-The government will maintain its investments with a tendency to reduce it later and allow a larger share of the private sector in the following sectors: transport sector in areas such as the operation and maintenance of containers, management, operation and maintenance of the metro, pre-primary education, dairy in the agricultural sector.
In the water and sanitation sector, the government will maintain its investments in sewage collection networks, lifting stations, wastewater treatment and recycling plants, mining and quarrying in coal, oil and natural gas, ore and minerals, and service activities related to the mining sector.
In the electricity sector it has maintained investment in power plants, transmission and distribution networks, gas supply and air conditioning. It also maintains investment in real estate, telecommunications sectors, Internet and mobile phone services, and postal services.
The third phase, where the government will maintain its investment with plans to increase it in the future, included the establishment of docks and infrastructure for each of the maritime transport, railways, and metro; management, operation and maintenance of railways, air transport; the education sector starting from the primary education stage until the general, industrial, agricultural and commercial secondary education stages; activities related to the agricultural, industrial and health sectors and wholesale trade, while maintaining the role of the General Authority for Supply Commodities in managing strategic goods and securing stock in the country because of its paramount importance.
The government will raise its investments in a number of areas, such as plants for the production and lifting of drinking water, activities related to the Suez Canal and its economic zone, activities in the brokerage and insurance sector, such as financial intermediation and pension insurance.
The government also plans to raise investments in the information and communications sector in areas such as telecommunications services, publishing activities, radio and television broadcasting, and information services.
For the manufacturing industries, the government plans to exit from most industrial sectors, announcing it would leave about 63 industrial areas in ten industrial sectors – namely engineering, food, leather, chemicals, pharmaceuticals, cosmetics, medical supplies, printing, packaging, metal, textile, wood and furniture.
The most prominent activities that the government plans to fully exit according to the draft are:

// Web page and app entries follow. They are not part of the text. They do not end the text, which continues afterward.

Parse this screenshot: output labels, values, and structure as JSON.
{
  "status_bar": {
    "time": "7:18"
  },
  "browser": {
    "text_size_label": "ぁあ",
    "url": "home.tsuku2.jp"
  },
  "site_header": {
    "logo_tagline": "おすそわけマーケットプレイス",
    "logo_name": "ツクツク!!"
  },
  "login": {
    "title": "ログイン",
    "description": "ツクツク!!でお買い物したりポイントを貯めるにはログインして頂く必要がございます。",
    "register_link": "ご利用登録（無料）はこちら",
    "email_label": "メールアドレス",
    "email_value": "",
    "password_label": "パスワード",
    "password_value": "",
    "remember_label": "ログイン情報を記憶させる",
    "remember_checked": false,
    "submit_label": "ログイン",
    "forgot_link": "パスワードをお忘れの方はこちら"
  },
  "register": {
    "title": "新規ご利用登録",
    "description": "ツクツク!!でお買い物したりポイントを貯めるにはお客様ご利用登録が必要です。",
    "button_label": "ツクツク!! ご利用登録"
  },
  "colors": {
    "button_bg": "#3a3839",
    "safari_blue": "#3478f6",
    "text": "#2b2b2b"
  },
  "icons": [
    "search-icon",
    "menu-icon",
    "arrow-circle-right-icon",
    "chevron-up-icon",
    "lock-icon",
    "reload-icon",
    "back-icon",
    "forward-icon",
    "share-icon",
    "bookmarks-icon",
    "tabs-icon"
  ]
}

– Automotive industries, transportation equipment, electrical appliances, computers and electronic products, medical devices, paper industries, printing and packaging materials, advertising and printed advertisements, perfumes and cosmetics industries, furniture industries, leather products and leather tanning, ready-made garments production requirements, furnishings, processing and industrial fibers, glass, fertilizers and rubber industries, industrial detergents and disinfectants, foundries and goldsmiths, ready-made meal chains, salt, ice and oil industries, juices, beverages and dairy products industries, frozen and fresh vegetables and fruits, slaughterhouses sector, and book printing and binding.
The most prominent activities that the government plans to maintain but might reduce later include cement, iron, aluminum, copper, batteries, bricks, new energy industries, meat, poultry and fish industries, fodder, sugar, sweets, towels, cigarettes and smoke, coal, acids, chemical compounds, industrial and medical gases, cotton and wool ginning and weaving, medical supplies, petroleum refining and new energy industries.
The government plans to maintain and later increase its investment in the following sectors: pharmaceutical industries, newspaper printing, digital printing, the semiconductor industry, and the manufacture of ships and boats.
Edited translation from Al-Masry Al-Youm